Deutsche Bank chief economist Joseph LaVorgna has an eye on asset bubbles. So do others. Let's take a look at a couple of measures starting with a Deutsche Bank measure and see if we can spot a problem.
Those sanguine about U.S. recession risk aren't looking in the right place.
While standard measures of the real economy -- from inflation to the labor market -- nurture the Fed's optimism that the U.S. economy can withstand the impact of rate hikes, Deutsche Bank AG's chief economist Joseph LaVorgna sounds the alarm on financial excesses.
Specifically, a negative feedback loop from financial markets to the real economy could push the U.S. into recession, he says. He cites the ratio of U.S. household net worth to disposable personal income, which is now close an all-time record high, indicating net worth is growing faster than expendable earnings.
The net-worth-to-disposable-income ratio has staged an uptick since September last year, rising from 625 percent to 638 percent in the second-quarter of 2016.
While that is down from its cyclical high in the first quarter of 2015 -- and the record high of 650 percent notched late 2006 -- a ratio firmly above 600 percent portends turbulence, according to the analysts.

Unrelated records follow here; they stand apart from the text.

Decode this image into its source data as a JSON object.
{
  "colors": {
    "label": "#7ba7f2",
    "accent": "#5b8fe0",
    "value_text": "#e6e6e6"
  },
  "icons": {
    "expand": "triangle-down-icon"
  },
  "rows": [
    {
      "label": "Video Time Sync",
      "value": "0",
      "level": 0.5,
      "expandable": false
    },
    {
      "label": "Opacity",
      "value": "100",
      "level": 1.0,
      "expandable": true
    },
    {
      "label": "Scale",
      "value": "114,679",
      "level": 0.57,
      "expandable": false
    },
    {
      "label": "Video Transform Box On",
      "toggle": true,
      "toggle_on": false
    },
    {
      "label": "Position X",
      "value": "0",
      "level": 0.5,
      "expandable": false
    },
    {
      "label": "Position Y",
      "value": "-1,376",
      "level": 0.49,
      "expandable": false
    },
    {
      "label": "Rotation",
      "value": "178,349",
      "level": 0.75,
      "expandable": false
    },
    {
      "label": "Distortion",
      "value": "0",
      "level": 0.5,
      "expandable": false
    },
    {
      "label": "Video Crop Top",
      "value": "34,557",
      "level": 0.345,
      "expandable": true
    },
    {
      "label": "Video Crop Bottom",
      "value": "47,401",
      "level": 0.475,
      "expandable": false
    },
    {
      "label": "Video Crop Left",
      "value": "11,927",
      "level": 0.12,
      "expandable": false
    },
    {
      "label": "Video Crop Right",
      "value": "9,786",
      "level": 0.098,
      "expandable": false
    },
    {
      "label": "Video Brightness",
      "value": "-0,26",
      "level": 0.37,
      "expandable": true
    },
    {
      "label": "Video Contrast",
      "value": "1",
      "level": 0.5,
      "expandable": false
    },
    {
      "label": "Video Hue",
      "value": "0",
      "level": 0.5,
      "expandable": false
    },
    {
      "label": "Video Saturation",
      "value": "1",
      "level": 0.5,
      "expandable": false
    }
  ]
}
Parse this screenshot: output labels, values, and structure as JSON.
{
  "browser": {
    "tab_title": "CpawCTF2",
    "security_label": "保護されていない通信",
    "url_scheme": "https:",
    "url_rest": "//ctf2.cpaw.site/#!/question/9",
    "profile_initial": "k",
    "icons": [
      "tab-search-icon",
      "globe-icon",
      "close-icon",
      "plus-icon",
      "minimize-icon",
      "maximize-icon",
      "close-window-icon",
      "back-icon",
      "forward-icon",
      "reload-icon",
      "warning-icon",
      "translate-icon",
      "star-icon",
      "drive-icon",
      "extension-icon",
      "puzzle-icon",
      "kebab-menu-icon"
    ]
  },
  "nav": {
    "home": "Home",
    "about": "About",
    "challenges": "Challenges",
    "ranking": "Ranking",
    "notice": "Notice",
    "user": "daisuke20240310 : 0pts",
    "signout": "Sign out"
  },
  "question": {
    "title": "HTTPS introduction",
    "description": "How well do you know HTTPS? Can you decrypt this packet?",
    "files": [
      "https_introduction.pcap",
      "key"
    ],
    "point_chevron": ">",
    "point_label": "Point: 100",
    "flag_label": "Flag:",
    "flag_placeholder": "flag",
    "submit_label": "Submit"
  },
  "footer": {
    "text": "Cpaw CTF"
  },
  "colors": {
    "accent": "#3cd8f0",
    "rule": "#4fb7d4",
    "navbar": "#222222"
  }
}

They cite the risk households would react negatively to any negative shifts in their net worth -- triggering a contraction in output.
"In the past, when the ratio rose above 600 percent, trouble was lurking," U.S. economists at the German bank write in a report on Tuesday, citing a collapse in the threshold during the bursting of the stock-market and housing bubble in 1999 and 2008, respectively. In this cycle, its increase has been principally driven by soaring stock prices, with house prices still 2 percent below their previous-cycle peak, the economists observe.
For the Fed, rising equity prices are effectively a feature, rather than a bug, of its post-crisis bid to reflate the U.S. economy through positive wealth-effects -- stimulating asset prices to incent consumption.
Buffett Valuation Indicator
Doug Short at Advisor Perspectives discusses Market Cap to GDP: An Updated Look at the Buffett Valuation Indicator.
Market Cap to GDP is a long-term valuation indicator that has become popular in recent years, thanks to Warren Buffett. Back in 2001 he remarked in a Fortune Magazine interview that "it is probably the best single measure of where valuations stand at any given moment."
The raw data for the "Buffett indicator" only goes back as far as the middle of the 20th century. Quarterly GDP dates from 1947, and the Fed's balance sheet has quarterly updates beginning in Q4 1951. With an acknowledgement of this abbreviated timeframe, let's take a look at the plain vanilla quarterly ratio with no effort to interpolate monthly data.
The strange numerator in the chart title, NCBEILQ027S, is the FRED designation for Line 41 in the B.103 balance sheet (Market Value of Equities Outstanding), available on the Federal Reserve website. Incidentally, the numerator is the same series used for a simple calculation of the Q Ratio valuation indicator.
Will Falling Equity Prices Trigger a Recession?
Bloomberg author Sid Verma makes a mistake, but a common one, when he refers to a "negative feedback loop". Such loops are stabilizing actually. What Verma really means is a positive feedback loop with negative consequences.
Stocks are clearly overvalued but will that trigger a recession in and of itself?
Housing Bubble vs. Stock Market Bubbles
The housing bubble was far more widespread than the stock market bubble. In addition, what equity assets most people have are in their IRAs and corporate stock plans, not immediately touchable assets without penalty.
People are far more willing to spend when home prices rise than when stock bubbles form. Home equity lines from 2005-2007 provides all the evidence one needs.
Still a feedback loop with negative consequences is indeed in play. However, a slowdown starts with an attitude shift towards spending, consumer worries about rising health-care costs, and corporate worries over a slowdown in earnings that leads to less hiring.
A spending slowdown by consumers and a slowdown in corporate earnings that leads to less hiring go hand in hand. The stock market will follow, and the cycle feeds on itself until the recession plays out.
LaVorgna has a legitimate worry, but it starts with an attitude change towards spending and hiring, not with a decline in the stock market.